→ **PROBLEM TO WORK ON**
Copy each line below containing "Humanoid".

→ **Entries from a dataset of interfaces**
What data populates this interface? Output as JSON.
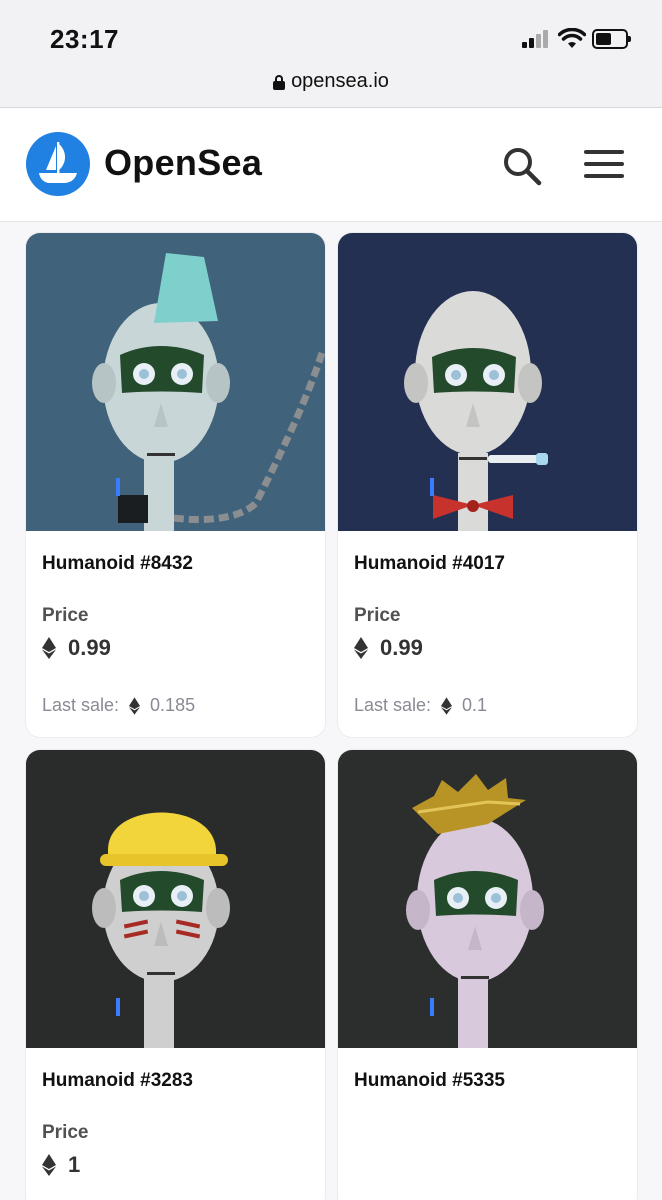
{
  "status_bar": {
    "time": "23:17"
  },
  "browser": {
    "url": "opensea.io"
  },
  "header": {
    "brand": "OpenSea"
  },
  "cards": [
    {
      "name": "Humanoid #8432",
      "price_label": "Price",
      "price": "0.99",
      "last_sale_label": "Last sale:",
      "last_sale": "0.185",
      "bg": "#40627a",
      "face": "#c8d6d8",
      "accessory": "mohawk"
    },
    {
      "name": "Humanoid #4017",
      "price_label": "Price",
      "price": "0.99",
      "last_sale_label": "Last sale:",
      "last_sale": "0.1",
      "bg": "#233052",
      "face": "#dadbd8",
      "accessory": "bowtie"
    },
    {
      "name": "Humanoid #3283",
      "price_label": "Price",
      "price": "1",
      "bg": "#2a2c2b",
      "face": "#cfcfcf",
      "accessory": "hardhat"
    },
    {
      "name": "Humanoid #5335",
      "bg": "#2c2e2d",
      "face": "#d8c9dc",
      "accessory": "crown"
    }
  ],
  "colors": {
    "brand_blue": "#2081e2",
    "mask_green": "#244a2c"
  }
}
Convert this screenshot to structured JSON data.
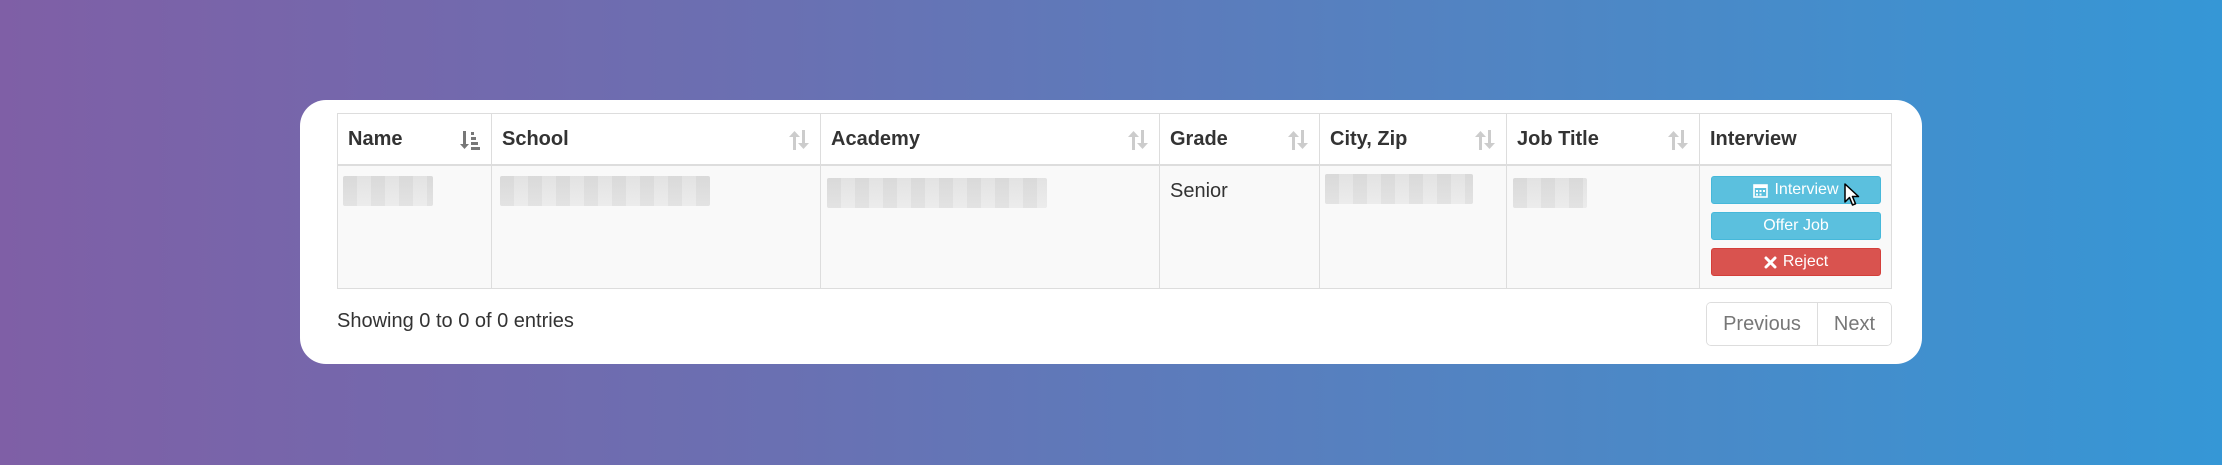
{
  "table": {
    "columns": [
      {
        "label": "Name",
        "sort_icon": "sort-amount-asc-icon"
      },
      {
        "label": "School",
        "sort_icon": "sort-icon"
      },
      {
        "label": "Academy",
        "sort_icon": "sort-icon"
      },
      {
        "label": "Grade",
        "sort_icon": "sort-icon"
      },
      {
        "label": "City, Zip",
        "sort_icon": "sort-icon"
      },
      {
        "label": "Job Title",
        "sort_icon": "sort-icon"
      },
      {
        "label": "Interview",
        "sort_icon": ""
      }
    ],
    "rows": [
      {
        "name": "",
        "school": "",
        "academy": "",
        "grade": "Senior",
        "city_zip": "",
        "job_title": "",
        "actions": {
          "interview_label": "Interview",
          "offer_label": "Offer Job",
          "reject_label": "Reject"
        }
      }
    ]
  },
  "footer": {
    "info": "Showing 0 to 0 of 0 entries",
    "previous_label": "Previous",
    "next_label": "Next"
  },
  "colors": {
    "info": "#5bc0de",
    "danger": "#d9534f",
    "gradient_start": "#7f5fa6",
    "gradient_end": "#3597d6"
  }
}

→ **ANSWER BELOW**
      "name": "Humanoid #8432",
      "name": "Humanoid #4017",
      "name": "Humanoid #3283",
      "name": "Humanoid #5335",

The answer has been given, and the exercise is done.